• **Dataset content**
★ ★ ★ ★

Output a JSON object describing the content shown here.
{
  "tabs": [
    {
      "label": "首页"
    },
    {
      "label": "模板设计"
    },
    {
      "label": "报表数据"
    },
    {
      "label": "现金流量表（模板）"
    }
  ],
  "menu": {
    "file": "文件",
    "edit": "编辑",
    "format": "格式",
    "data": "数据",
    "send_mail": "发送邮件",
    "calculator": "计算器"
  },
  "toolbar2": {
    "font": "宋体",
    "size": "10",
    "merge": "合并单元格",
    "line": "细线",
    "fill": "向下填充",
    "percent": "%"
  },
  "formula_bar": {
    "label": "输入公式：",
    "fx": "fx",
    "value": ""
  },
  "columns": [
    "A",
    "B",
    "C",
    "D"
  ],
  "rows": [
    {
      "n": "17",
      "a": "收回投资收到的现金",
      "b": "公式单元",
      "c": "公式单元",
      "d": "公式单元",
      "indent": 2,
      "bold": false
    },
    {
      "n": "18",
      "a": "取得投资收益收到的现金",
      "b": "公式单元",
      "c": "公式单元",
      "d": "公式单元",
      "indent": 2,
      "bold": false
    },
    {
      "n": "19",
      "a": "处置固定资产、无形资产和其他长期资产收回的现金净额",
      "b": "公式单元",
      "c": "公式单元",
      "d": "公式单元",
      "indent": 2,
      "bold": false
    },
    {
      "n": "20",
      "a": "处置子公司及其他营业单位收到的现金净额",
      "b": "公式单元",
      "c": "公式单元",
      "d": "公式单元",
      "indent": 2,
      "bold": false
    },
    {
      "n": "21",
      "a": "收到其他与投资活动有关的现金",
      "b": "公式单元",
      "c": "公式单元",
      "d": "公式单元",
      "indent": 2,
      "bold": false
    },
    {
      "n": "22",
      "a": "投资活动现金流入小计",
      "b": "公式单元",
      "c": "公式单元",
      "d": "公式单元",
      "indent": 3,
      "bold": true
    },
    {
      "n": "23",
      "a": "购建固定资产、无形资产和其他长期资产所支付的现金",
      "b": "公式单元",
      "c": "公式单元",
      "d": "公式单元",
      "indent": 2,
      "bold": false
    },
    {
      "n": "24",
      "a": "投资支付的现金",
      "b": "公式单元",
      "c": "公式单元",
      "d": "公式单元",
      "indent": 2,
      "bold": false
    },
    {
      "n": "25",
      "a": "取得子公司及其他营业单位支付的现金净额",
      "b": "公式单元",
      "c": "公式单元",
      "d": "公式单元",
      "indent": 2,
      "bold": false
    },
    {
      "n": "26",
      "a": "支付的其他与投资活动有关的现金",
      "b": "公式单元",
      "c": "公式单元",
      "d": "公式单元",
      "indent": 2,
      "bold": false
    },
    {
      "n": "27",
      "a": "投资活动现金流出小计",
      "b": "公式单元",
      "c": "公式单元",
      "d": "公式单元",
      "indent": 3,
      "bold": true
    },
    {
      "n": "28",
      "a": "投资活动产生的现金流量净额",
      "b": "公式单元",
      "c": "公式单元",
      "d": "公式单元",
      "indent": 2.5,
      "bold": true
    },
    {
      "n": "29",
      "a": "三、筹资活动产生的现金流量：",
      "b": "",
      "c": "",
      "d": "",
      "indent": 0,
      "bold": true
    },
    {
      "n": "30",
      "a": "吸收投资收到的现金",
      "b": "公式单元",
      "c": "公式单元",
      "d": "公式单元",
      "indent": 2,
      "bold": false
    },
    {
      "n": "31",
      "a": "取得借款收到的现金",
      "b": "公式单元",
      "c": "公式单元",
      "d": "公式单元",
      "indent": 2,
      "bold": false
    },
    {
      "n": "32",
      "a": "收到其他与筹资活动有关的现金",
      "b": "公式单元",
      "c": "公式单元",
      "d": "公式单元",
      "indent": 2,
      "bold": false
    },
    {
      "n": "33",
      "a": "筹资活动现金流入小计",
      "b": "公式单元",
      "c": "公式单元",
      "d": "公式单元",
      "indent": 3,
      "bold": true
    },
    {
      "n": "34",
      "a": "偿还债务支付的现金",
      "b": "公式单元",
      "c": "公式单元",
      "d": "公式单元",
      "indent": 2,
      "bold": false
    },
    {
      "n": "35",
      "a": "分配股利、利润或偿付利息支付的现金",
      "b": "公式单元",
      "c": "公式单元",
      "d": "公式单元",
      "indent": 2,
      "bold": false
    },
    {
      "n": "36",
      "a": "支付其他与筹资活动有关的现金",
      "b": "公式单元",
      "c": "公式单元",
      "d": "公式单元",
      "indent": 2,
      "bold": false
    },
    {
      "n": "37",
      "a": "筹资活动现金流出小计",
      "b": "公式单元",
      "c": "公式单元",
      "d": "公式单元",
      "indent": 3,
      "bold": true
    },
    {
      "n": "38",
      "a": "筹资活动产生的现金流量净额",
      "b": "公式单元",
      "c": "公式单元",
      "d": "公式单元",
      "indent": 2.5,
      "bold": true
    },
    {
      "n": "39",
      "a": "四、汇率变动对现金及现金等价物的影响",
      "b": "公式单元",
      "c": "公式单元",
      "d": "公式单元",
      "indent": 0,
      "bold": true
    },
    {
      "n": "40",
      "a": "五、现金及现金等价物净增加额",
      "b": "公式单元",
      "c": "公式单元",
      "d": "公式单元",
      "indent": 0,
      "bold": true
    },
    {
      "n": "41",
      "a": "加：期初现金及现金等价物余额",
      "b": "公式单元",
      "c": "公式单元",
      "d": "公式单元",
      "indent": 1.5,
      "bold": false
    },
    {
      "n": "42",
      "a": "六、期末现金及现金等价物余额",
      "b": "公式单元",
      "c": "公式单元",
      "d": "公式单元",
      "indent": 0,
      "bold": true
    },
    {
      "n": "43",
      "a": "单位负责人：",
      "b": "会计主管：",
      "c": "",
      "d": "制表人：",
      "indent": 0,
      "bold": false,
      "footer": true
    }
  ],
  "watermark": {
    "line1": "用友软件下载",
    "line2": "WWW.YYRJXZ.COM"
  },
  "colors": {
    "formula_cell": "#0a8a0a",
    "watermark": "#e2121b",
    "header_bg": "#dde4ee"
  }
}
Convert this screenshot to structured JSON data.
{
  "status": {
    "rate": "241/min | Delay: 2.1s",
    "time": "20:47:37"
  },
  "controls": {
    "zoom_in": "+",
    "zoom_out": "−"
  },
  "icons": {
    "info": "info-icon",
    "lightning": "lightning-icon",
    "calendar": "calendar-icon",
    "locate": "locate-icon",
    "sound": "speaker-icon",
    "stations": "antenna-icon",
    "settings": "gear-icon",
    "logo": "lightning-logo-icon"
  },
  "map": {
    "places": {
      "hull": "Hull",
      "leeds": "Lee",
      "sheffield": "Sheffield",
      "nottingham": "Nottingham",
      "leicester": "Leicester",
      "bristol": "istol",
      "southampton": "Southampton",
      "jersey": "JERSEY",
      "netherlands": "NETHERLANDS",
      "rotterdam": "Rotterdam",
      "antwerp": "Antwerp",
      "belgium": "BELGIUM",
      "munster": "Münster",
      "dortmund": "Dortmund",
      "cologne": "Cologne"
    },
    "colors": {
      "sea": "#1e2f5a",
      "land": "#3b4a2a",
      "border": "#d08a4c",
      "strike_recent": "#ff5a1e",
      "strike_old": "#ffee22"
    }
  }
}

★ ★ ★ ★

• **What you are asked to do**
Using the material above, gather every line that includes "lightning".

• **Output for this task**
    "lightning": "lightning-icon",
    "logo": "lightning-logo-icon"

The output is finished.